afterwards ancient appears Ariosto Beast beautiful bite borrowed called castle character Chaucer circumstance common concerning copied describing doth drawn edit English express Faerie faire Fairy Queen fiction formed French frequently give golden hero horn horse imagination imitation instances introduced Italian Italy kind King King Arthur knights Lady Lake land language less letter likewise lines live Lost manner means mentioned MICHIGAN Milton Morte Arthur nature never noble observed occasion Orlando Orpheus particular passage passe Pastorals perhaps poem poet present Prince printed probably produced Queen reader reason remarkable represented rest rhyme romance round table says seems seen song speaks Spenser stanza story style supposed sword Tale tell thought tion tongue translated tree true twelve unto verses written
Page 23 - With mazy error under pendent shades Ran nectar, visiting each plant, and fed Flowers worthy of Paradise, which not nice Art In beds and curious knots, but Nature boon Pour'd forth profuse on hill, and dale, and plain...
Page 72 - ... blind harpers or such like taverne minstrels that give a fit of mirth for a groat, and their matters being for the most part stories of old time, as the tale of sir Topas, the reportes of Bevis of Southampton, Guy of Warwicke, Adam Bell, and Clymme of the Clough, and such other old romances or historicall rimes, made purposely for recreation of the common people at christmasse diners and brideales, and in tavernes and alehouses, and such other places of base resort.
Page 342 - Through the dear might of Him that walked the waves, Where other groves and other streams along, With nectar pure his oozy locks he laves, And hears the unexpressive nuptial song In the blest kingdoms meek of joy and love. There entertain him all the Saints above, In solemn troops, and sweet societies, That sing, and singing in their glory move, And wipe the tears for ever from his eyes.
Page 350 - Such forces met not, nor so wide a camp, When Agrican, with all his northern powers, Besieged Albracca, as romances tell, The city...
Page 348 - Sirens' harmony, That sit upon the nine infolded spheres, And sing to those that hold the vital shears, And turn the adamantine spindle round On which the fate of gods and men is wound. Such sweet compulsion doth in music lie, To lull the daughters of Necessity, And keep unsteady Nature to her law, And the low world in measured motion draw After the heavenly tune, which none can hear Of human mould with gross unpurged ear.

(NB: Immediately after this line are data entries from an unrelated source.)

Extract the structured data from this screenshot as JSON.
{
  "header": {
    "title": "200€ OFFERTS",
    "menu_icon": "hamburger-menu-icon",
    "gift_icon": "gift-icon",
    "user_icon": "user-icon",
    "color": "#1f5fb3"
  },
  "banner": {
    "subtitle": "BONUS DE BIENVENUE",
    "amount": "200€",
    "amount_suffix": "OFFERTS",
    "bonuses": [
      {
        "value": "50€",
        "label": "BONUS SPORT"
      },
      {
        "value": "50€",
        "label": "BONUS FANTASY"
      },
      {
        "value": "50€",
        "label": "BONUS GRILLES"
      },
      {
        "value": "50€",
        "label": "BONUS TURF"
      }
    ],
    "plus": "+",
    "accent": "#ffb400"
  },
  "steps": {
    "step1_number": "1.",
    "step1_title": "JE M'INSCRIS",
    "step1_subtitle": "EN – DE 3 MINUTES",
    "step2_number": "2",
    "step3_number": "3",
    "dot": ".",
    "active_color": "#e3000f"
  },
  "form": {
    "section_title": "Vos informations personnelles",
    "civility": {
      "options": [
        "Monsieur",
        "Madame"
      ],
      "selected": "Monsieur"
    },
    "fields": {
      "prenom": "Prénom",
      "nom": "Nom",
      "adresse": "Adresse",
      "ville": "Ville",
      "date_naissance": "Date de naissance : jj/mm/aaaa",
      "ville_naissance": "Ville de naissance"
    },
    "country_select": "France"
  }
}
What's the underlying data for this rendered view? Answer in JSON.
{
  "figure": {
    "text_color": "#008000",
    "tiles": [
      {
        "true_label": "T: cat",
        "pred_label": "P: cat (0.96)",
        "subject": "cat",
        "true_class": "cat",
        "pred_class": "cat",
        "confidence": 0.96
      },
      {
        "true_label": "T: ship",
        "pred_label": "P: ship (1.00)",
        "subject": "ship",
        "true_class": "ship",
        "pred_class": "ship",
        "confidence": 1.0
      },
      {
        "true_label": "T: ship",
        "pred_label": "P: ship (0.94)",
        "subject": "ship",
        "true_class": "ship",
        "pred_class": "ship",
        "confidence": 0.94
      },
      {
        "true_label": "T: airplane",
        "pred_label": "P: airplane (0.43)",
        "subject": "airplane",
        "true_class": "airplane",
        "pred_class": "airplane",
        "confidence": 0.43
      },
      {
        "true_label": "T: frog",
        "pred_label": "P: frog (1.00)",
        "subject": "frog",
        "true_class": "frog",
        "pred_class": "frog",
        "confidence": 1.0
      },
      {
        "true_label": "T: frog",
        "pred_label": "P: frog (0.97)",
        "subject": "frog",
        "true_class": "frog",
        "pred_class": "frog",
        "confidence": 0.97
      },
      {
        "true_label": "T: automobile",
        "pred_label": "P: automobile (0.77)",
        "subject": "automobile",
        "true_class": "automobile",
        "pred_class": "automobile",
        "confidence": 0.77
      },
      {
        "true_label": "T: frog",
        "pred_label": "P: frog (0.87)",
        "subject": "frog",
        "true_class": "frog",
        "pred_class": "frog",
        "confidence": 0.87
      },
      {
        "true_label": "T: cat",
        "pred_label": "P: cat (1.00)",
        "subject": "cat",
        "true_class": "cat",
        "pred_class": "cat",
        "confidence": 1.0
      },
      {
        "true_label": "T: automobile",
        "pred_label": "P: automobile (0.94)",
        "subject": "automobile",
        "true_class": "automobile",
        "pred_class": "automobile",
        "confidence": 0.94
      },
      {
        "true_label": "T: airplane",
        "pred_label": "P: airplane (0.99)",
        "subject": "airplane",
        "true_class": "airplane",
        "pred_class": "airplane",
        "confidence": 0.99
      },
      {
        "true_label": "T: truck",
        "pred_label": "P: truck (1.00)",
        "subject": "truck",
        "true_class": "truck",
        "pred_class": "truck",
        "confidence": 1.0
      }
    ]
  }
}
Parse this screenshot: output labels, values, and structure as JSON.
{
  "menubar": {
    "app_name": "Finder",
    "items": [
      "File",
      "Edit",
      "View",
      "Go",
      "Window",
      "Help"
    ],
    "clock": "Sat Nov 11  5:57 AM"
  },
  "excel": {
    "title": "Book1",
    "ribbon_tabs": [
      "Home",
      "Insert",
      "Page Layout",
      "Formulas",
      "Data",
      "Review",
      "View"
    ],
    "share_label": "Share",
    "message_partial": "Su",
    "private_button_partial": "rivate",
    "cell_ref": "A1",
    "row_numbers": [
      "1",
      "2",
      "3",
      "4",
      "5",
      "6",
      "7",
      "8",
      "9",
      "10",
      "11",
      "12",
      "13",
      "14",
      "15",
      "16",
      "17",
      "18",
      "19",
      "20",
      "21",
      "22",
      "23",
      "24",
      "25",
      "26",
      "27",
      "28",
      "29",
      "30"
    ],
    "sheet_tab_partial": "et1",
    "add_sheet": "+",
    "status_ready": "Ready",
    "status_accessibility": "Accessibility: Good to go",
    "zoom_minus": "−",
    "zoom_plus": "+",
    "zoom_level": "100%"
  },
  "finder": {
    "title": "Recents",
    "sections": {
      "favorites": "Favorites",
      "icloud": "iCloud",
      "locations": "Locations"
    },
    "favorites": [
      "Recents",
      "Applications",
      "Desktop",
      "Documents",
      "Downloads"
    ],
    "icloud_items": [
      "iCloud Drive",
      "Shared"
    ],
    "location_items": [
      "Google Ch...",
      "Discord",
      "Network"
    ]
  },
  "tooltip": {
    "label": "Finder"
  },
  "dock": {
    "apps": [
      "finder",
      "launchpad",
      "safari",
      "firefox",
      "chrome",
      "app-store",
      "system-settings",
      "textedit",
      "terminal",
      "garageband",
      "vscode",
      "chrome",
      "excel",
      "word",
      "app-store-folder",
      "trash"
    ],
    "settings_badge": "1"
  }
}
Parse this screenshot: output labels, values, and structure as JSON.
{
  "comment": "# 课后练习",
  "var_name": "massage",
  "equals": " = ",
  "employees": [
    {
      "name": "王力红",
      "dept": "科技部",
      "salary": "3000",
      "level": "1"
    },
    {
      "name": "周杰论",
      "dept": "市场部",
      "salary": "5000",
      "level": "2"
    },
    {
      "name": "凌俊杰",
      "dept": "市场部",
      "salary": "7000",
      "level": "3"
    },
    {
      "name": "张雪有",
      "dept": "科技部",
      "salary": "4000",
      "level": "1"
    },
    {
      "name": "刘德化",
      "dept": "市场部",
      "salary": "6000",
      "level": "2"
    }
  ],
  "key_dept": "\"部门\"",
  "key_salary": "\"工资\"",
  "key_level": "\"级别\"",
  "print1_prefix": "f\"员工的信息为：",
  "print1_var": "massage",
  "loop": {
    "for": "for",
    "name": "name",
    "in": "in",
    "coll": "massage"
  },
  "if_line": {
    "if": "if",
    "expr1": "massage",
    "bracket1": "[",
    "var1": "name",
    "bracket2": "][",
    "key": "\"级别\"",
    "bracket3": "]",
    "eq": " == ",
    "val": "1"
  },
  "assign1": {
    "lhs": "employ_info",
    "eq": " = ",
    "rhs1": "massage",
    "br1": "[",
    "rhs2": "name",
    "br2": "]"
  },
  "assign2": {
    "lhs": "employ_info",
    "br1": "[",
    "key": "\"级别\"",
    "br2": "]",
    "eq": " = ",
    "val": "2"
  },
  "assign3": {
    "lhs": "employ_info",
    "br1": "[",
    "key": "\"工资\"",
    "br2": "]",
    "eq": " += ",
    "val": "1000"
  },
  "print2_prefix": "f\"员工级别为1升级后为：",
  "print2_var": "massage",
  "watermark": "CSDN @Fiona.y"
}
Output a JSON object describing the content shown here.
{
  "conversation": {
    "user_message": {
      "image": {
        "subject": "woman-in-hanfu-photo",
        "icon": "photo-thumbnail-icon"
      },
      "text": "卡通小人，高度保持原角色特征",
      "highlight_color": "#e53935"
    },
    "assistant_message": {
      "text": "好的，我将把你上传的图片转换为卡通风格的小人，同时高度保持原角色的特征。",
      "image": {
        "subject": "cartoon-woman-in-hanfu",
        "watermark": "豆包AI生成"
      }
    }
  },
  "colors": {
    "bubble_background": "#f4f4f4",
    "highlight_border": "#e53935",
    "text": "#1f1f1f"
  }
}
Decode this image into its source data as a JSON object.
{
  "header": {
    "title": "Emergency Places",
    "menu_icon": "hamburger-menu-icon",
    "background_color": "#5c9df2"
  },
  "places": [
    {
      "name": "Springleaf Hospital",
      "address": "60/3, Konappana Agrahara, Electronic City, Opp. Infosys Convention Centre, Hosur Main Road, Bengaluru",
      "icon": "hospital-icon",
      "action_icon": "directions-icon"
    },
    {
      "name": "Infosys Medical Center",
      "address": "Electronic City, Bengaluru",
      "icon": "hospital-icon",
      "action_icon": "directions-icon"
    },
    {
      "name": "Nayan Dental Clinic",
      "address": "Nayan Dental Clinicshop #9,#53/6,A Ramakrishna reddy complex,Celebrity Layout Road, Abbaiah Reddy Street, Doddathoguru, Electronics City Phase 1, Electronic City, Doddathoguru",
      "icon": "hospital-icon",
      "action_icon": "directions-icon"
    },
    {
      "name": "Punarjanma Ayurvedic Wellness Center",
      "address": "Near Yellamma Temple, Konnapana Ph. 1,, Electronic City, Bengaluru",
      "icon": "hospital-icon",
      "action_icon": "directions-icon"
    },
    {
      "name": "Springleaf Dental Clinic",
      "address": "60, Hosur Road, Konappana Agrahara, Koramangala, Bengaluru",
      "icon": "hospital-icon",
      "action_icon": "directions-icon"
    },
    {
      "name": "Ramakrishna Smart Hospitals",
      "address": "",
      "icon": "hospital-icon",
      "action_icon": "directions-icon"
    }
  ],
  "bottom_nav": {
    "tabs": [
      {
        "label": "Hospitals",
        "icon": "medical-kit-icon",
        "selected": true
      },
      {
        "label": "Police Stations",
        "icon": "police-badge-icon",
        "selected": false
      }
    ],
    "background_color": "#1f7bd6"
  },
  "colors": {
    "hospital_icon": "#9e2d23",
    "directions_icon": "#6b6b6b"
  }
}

Page 190 - The eugh obedient to the benders will, The birch for shaftes, the sallow for the mill, The mirrhe sweete bleeding in the bitter wound, The warlike beech, the ash for nothing ill, The fruitful olive, and the platane round, The carver holme, the maple seeldom inward sound.
Page 338 - The immortal mind that hath forsook Her mansion in this fleshly nook : And of those...
Page 302 - AND I stood upon the sand of the sea, and saw a beast rise up out of the sea, having seven heads and ten horns, and upon his horns ten crowns, and upon his heads the name of blasphemy.
Page 166 - What recks it them? What need they? They are sped; And, when they list, their lean and flashy songs Grate on their scrannel pipes of wretched straw; The hungry sheep look up, and are not fed, But, swoln with wind and the rank mist they draw, Rot inwardly, and foul contagion spread; Besides what the grim wolf with privy paw Daily devours apace, and nothing said. But that two-handed engine at the door Stands ready to smite once, and smite no more.
Page 21 - Impros?, io canto*. |J3ut it is absurd to think of judging either Ariosto or Spenser by precepts ,which they did not attend to.